Then-Secretary of State Rex Tillerson in particular pushed for the end of the blockade and for a de-escalation of tensions.

Qatar's strongest supporter in the wake of the blockade was Turkey, which sent food shipments and thousands of troops to the country.

Iran, whose closeness to Qatar had been one of the main drivers in the blockade, also delivered food and supplies to Qatar following the announcement.

What led to the lifting of the blockade?

Several years of mediation by Kuwait and Oman - both of which had remained relatively neutral in the dispute - attempted to get the sides to reconcile.

Despite the pressure of the blockade, Qatar was able to weather the economic fallout with help from international allies, and has seemingly fulfilled none of the 13 conditions issued by its opponents.

The US also increased its pressure on the Gulf neighbours to resolve the crisis, warning that a lack of unity would embolden its archrival Iran.

After a number of aborted attempts at establishing talks between Saudi Arabia and Qatar, on 4 December 2020 Saudi Foreign Minister Prince Faisal bin Farhan Al Saud announced that a "final agreement looks in reach", while Qatar's Foreign Minister Sheikh Mohammed bin Abdulrahman Al Thani said there were "some movements that we hope will put an end (to) this crisis".

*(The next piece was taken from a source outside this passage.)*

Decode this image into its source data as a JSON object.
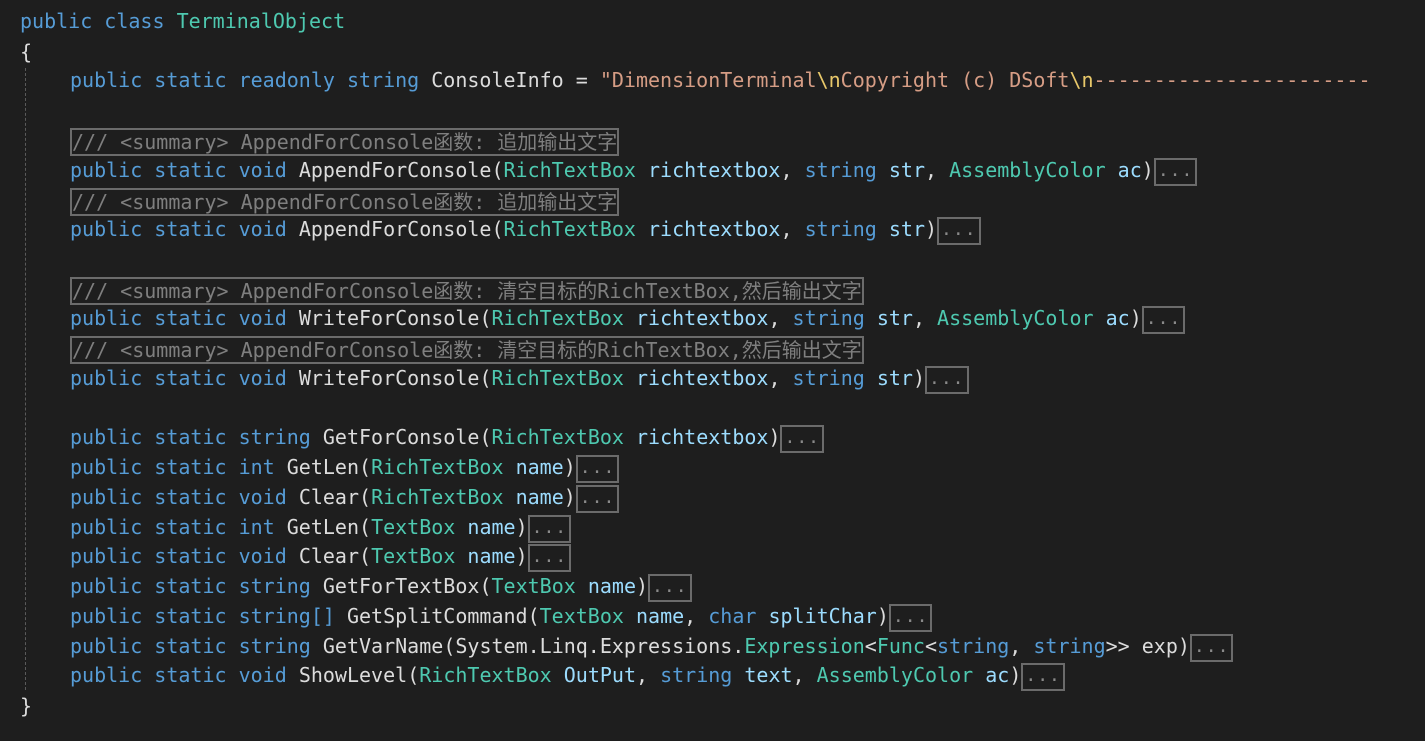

On 30 December, the GCC announced that Saudi King Salman had invited Qatar's emir to its January summit, and on Monday Kuwaiti Foreign Minister Ahmad Nasser Al Sabah announced that a deal had been agreed to "open the airspace and land and sea borders between the Kingdom of Saudi Arabia and the State of Qatar".

On Tuesday, erstwhile opponents bin Hamad and bin Salman embraced in the Saudi city of al-Ula and signed a "solidarity and stability" deal.

"There is a desperate need today to unite our efforts to promote our region and to confront challenges that surround us, especially the threats posed by the Iranian regime's nuclear and ballistic missile programme and its plans for sabotage and destruction," said bin Salman.

Diplomats and analysts say that Saudi Arabia was pushing for a deal hoping it would show US President-elect Joe Biden - who will be taking office later this month - that Riyadh is open to dialogue. 

"Despite the purported rapprochement between Gulf parties, it is worth noting that this is seemingly influenced by a desire to preempt pressure from an incoming Biden administration, more than a genuine commitment to conflict resolution," Emadeddin Badi, a nonresident senior fellow at the Atlantic Council, told Reuters.

Middle East Eye delivers independent and unrivalled coverage and analysis of the Middle East, North Africa and beyond. To learn more about republishing this content and the associated fees, please fill out this form. More about MEE can be found here.